Let the money flow to the schools.
That’s been the mantra associated with the Clark County School District’s ambitious, state-mandated reorganization, which aims to give principals and school governance teams more budgeting and decision-making power.
The challenge: School officials have been grappling with how to shift 80 percent of the district’s unrestricted funds to the school level, a key tenet of the law that would make the empowerment model possible. Those are funds that are not earmarked for a specific purpose.
School district leaders, however, unveiled a plan Wednesday that they say not only satisfies, but also exceeds, that funding-split requirement. The funding method allocates 88 percent of unrestricted funds — or roughly $2.1 billion — to the schools. The central office would retain nearly $288 million.

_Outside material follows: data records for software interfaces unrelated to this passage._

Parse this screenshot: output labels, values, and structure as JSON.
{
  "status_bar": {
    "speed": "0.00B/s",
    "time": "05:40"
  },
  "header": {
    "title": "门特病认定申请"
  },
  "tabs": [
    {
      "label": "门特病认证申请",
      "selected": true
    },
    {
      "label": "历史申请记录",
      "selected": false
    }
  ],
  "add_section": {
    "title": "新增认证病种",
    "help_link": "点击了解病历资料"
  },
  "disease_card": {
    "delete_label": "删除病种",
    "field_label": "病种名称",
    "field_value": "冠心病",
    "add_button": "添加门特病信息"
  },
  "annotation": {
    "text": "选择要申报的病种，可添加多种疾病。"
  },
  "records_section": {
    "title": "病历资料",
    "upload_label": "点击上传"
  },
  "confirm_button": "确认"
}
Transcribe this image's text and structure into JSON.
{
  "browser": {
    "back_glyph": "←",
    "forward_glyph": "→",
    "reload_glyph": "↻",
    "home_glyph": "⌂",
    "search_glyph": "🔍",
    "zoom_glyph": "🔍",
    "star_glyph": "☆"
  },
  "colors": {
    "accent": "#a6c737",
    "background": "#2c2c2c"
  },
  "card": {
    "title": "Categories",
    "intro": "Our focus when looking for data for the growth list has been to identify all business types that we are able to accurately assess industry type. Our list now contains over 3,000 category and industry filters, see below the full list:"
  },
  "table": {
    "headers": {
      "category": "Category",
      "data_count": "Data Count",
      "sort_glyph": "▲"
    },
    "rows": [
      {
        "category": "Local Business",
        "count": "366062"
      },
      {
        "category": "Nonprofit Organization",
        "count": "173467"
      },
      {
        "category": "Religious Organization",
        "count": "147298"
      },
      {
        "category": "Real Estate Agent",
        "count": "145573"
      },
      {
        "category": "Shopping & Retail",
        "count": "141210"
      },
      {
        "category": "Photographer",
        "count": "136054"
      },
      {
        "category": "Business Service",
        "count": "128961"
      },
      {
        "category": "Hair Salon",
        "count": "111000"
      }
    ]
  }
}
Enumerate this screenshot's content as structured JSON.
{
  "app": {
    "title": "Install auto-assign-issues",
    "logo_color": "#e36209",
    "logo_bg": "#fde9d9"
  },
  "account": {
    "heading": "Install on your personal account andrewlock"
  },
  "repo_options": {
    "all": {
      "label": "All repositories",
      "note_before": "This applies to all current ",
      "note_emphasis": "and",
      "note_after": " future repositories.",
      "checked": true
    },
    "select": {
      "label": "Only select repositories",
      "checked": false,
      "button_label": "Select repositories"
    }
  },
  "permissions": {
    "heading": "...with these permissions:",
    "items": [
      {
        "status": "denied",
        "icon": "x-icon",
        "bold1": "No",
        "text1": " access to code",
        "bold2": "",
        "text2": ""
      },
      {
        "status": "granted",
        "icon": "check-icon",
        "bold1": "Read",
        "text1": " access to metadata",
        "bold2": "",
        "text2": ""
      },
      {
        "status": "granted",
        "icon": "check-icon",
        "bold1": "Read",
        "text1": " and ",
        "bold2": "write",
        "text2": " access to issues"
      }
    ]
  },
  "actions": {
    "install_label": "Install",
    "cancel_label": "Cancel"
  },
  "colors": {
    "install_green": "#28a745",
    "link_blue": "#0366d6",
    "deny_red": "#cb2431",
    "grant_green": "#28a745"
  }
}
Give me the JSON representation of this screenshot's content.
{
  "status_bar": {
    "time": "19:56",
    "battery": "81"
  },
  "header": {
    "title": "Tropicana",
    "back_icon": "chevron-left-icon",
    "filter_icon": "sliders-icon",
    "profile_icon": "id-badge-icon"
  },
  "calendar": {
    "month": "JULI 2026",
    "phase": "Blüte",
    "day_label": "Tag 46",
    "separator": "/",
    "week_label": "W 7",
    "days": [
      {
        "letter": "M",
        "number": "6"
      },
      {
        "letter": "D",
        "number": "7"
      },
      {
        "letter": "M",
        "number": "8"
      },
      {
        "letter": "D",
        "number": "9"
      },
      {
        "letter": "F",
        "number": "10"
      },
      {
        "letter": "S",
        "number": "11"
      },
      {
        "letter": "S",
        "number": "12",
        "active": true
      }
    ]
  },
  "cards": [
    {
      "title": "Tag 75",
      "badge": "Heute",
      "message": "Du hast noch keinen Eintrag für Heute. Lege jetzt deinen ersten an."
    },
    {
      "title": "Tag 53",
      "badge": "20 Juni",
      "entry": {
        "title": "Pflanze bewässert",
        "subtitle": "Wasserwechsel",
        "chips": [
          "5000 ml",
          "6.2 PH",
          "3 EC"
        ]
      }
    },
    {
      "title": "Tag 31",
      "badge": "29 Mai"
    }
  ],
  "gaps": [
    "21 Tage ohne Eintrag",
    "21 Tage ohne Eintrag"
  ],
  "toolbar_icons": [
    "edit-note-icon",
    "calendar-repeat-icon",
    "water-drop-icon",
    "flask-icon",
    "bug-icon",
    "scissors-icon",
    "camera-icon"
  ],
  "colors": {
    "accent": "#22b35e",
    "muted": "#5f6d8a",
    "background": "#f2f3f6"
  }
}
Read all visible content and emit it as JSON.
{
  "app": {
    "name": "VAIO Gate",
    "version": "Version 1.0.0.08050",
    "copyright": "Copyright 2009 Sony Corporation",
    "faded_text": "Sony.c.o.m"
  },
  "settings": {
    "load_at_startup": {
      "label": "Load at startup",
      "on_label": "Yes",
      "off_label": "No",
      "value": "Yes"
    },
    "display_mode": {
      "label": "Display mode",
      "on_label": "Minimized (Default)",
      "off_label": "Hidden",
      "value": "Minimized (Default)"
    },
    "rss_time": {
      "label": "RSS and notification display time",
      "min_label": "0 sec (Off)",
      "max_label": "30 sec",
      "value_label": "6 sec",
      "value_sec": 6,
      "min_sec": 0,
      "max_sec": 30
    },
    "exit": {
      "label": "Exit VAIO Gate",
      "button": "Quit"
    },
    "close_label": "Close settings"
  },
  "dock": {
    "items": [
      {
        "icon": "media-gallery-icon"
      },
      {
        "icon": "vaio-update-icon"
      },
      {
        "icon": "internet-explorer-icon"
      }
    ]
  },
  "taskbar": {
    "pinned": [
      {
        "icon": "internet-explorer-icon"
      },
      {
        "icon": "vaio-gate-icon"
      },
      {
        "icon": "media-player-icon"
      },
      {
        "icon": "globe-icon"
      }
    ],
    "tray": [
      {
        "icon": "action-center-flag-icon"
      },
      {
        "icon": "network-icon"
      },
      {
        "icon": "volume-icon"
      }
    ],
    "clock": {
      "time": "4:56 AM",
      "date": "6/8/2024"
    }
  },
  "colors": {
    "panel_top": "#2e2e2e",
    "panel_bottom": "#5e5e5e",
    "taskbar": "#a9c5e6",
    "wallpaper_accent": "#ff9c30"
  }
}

A chunk of the money funneled to schools is for what district officials describe as “direct services,” such as school police officers, speech pathologists and bus drivers who may be assigned to one or multiple schools.
Of the 88 percent of unrestricted funds, 55 percent goes toward the schools’ budgets and the remaining 33 percent is for those direct services. The principals, in consultation with the so-called school organizational teams, will have more discretion over their budgets than the direct services. Why? Because they must fund certain necessary services, such as transportation and special education.
The arrangement elicited some concern among members of the Community Implementation Council (CIC) — a group of appointees overseeing the reorganization — about whether this is actually granting schools any more autonomy.
Tom Skancke, the consultant hired to help the district implement the reorganization, cautioned members from jumping too far ahead. Following months of litigation over the reorganization, the district had to figure out the funding split after the passage of Assembly Bill 469 in April. The bipartisan legislation ensured the district overhaul would move forward by codifying the reorganization regulations into state law.
“We are still working on finding efficiencies,” Skancke said. “We are still working on finding opportunities for financial reallocation of funds. There’s a lot that has to be done yet, but the work that has been done, primarily, has really been done in the last 90 days.”
The challenge going forward, CIC members and district officials agreed, will be ensuring that principals and school communities have autonomy over those unrestricted dollars as much as possible.
“The spirit of the law is a very lofty and worthy objective, and we’re going to get there,” said Clark County School Trustee Erin Cranor, who sits on the implementation council.
The contract for Skancke’s consulting firm ends Oct. 31. With that deadline looming and questions about how to maintain momentum beyond then, CIC Chairman Glenn Christenson outlined a number of things that can impede education reform, such as district governance, partisan politics, unfunded mandates, a climate of fear within the district, financial problems and lack of transparency, among others.
He said the district reorganization is one of the most challenging endeavors of his 45-year business career but called on the community to come together and see it through.
“I firmly believe that we can achieve much greater, much better outcomes for our students, but it is going to take everybody being engaged,” Christenson said. “I recognize some of my comments could be controversial to some of the folks in the room and otherwise, but I think if you don’t recognize the problem, you can’t solve it.”